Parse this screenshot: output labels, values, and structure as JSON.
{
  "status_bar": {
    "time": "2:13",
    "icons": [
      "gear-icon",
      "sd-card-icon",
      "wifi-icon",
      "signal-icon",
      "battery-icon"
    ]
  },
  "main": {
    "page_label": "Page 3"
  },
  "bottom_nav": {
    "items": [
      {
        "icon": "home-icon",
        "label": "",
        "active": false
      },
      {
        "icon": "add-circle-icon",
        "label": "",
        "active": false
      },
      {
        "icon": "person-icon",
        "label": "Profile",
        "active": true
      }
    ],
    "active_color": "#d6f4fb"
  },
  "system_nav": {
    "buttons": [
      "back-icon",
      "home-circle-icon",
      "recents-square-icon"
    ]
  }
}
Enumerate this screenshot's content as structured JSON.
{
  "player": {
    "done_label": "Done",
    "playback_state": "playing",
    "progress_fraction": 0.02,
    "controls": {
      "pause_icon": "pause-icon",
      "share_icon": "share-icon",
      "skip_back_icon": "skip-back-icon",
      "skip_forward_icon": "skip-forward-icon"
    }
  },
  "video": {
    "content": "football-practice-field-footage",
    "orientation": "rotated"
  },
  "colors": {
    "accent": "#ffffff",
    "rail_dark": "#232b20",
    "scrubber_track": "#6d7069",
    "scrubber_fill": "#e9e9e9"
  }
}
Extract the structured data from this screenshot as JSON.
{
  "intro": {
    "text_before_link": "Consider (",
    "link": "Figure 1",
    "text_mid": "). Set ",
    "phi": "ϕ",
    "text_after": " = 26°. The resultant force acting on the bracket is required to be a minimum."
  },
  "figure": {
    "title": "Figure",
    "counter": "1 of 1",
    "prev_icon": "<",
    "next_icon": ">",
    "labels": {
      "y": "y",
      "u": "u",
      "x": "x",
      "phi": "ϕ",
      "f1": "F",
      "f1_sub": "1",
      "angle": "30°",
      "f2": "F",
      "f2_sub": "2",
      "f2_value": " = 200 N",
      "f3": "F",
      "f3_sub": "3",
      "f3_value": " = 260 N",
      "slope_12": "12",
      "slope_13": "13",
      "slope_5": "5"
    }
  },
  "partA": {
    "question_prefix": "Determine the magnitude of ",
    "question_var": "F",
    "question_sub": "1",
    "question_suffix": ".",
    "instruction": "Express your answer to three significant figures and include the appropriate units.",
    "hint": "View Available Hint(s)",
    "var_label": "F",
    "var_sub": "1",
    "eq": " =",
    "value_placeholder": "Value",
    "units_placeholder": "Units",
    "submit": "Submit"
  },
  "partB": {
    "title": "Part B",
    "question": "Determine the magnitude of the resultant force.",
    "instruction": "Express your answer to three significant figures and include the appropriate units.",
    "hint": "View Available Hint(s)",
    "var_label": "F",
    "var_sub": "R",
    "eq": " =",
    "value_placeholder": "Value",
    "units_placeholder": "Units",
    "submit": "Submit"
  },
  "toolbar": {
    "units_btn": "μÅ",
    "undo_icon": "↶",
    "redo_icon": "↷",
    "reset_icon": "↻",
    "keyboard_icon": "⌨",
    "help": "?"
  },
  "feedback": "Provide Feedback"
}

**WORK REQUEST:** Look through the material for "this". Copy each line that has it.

**ANSWER SECTION:**
Parse this screenshot: output labels, values, and structure as JSON.
Enumerate this screenshot's content as structured JSON.
Extract the structured data from this screenshot as JSON.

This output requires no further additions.